Though focusing mostly on outcomes, Berendsen did address separation methods both in his presentation and in speaking directly with LCGC. Among the roadblocks of these processes is that, as he opines, analysis of short- and long-chain PFAS “cannot be combined in a single method without compromising the quality of the method and the detection limits.” He emphasized the necessity of deploying multiple approaches to paint a complete picture, saying for instance that only in cases where an isotopically labeled standard is available can solvent calibrations be applied to PFAS—otherwise, quantitation will be compromised.


Solid-phase extraction (SPE), he said, is still the preferred method for food analysis, citing severe matrix effects elsewhere and proposing an organic extraction combined with anion exchange. But even that isn’t a big enough umbrella.

“Considering the diversity of PFAS in polarity but also in ionization (anionic, neutral, cationic) it is clear that not all will fit in a single method,” Berendsen said. “Even with the chromatography only, we see that specific groups need special conditions. As such, we always need to choose the method based on the substance scope.”

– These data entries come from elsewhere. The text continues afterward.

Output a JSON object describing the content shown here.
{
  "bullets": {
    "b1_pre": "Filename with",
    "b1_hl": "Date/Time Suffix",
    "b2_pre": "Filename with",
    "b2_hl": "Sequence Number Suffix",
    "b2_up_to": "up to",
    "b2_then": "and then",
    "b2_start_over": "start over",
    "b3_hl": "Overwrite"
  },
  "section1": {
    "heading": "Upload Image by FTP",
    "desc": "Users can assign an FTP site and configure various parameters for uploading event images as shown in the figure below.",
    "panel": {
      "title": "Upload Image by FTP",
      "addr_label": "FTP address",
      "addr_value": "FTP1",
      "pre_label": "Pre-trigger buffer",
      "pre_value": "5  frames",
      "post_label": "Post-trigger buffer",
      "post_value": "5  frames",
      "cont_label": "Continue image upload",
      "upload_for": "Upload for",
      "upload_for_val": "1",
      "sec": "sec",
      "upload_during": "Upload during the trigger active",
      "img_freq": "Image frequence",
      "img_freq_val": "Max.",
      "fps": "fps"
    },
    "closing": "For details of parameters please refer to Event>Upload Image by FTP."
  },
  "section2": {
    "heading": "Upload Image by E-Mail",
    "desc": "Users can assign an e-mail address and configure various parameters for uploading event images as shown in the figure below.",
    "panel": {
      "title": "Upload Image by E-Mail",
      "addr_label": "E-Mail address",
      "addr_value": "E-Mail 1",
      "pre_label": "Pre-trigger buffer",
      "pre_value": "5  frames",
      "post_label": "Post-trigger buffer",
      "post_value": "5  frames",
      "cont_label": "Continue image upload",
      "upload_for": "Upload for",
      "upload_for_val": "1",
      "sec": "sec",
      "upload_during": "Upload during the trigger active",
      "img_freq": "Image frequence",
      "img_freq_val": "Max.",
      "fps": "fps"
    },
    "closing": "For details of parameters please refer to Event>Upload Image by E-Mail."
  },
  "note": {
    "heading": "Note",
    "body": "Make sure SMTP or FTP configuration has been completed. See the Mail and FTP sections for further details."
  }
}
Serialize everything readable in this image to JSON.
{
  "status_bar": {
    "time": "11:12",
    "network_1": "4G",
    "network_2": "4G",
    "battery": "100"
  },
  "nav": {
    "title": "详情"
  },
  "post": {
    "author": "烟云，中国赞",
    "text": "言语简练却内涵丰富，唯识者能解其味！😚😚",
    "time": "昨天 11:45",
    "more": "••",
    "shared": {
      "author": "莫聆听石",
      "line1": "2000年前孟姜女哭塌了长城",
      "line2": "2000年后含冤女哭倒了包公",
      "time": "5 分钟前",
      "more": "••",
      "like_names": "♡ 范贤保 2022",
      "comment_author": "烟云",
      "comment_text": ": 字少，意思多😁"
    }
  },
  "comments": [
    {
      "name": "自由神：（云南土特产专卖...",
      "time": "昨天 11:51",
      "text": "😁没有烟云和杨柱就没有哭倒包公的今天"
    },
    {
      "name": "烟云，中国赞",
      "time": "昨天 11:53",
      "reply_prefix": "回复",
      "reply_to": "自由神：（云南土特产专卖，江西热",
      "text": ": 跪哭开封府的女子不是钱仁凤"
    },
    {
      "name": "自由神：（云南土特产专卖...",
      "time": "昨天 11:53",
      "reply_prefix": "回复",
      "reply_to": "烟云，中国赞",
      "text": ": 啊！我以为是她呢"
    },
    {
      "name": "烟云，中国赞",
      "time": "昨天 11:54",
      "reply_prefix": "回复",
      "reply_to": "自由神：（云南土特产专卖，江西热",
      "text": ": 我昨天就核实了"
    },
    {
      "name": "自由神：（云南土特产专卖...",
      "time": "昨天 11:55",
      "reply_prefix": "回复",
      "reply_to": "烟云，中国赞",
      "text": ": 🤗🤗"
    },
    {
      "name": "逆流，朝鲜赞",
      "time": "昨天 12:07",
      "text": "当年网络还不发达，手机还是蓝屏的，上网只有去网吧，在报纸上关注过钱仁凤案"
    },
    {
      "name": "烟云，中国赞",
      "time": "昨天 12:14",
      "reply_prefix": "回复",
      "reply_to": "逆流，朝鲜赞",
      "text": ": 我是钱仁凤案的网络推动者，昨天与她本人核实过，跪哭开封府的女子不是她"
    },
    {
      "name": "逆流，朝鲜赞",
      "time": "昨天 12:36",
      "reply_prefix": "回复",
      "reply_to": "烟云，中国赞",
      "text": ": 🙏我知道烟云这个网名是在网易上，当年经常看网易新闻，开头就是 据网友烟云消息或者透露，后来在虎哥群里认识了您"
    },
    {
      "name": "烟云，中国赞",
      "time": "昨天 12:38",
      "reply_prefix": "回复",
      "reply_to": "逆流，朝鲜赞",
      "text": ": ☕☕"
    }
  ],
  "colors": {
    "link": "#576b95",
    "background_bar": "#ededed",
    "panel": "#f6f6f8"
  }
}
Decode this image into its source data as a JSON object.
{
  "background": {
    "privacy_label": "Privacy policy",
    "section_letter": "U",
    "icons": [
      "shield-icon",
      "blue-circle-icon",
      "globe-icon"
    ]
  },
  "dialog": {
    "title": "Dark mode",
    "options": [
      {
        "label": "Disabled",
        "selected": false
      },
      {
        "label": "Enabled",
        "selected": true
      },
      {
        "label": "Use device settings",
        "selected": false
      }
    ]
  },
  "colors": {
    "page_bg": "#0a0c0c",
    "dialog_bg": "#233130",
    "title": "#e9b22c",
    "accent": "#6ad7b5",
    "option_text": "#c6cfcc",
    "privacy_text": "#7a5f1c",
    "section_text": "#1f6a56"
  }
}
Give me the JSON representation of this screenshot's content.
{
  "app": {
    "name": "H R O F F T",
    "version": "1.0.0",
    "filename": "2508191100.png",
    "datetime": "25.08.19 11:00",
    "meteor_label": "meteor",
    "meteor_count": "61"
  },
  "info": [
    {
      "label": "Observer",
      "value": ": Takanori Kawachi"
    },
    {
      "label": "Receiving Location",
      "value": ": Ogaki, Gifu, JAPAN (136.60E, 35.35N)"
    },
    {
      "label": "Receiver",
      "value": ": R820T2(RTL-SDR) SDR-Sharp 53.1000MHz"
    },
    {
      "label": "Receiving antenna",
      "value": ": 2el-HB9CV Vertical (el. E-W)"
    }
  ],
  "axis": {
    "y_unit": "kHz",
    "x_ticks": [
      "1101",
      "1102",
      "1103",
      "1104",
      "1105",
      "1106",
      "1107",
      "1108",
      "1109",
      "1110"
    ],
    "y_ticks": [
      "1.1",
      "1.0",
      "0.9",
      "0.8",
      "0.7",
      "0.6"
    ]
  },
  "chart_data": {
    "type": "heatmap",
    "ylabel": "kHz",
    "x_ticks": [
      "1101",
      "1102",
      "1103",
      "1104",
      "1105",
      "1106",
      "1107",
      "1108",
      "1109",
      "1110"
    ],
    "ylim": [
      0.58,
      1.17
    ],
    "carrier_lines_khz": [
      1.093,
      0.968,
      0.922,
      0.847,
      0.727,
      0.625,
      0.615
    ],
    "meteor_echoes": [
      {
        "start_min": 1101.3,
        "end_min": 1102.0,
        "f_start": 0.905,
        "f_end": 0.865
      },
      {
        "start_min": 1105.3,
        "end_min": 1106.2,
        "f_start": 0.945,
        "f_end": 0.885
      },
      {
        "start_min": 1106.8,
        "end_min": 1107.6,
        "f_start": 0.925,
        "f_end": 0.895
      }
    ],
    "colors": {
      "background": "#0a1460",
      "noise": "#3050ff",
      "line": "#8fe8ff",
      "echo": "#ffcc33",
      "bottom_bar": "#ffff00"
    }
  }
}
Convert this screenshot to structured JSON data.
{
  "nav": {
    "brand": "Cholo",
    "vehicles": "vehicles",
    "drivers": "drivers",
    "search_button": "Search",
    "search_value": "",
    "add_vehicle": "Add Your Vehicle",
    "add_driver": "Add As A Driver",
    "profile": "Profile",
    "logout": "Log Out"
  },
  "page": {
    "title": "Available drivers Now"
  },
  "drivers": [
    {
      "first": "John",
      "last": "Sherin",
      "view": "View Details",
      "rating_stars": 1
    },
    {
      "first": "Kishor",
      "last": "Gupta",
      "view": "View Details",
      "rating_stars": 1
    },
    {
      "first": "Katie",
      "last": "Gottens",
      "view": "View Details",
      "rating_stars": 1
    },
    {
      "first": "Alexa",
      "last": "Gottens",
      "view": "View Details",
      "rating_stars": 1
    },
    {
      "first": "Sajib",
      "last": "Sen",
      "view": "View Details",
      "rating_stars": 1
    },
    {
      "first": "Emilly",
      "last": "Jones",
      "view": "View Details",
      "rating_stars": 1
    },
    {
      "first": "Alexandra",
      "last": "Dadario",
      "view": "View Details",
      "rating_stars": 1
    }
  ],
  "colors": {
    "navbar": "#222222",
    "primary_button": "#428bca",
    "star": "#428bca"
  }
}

Whether that means nontargeted screening, total organofluorine (TOF) analysis, or total oxidizable precursor assay (TOPA), or something else entirely, may depend on even further future changes to TWI limits and how much that is currently “unknown” about PFAS becomes known as these minimum or maximum concentrations evolve.

For more coverage of NACRW 2023, click here.


(1) Berendsen, B.J.A.; van Leeuwen, S.P.J. PFAS analysis in food products – challenges, methods and results. Presented at the 59th North American Chemical Residue Workshop, Fort Lauderdale, Florida, July 25, 2023.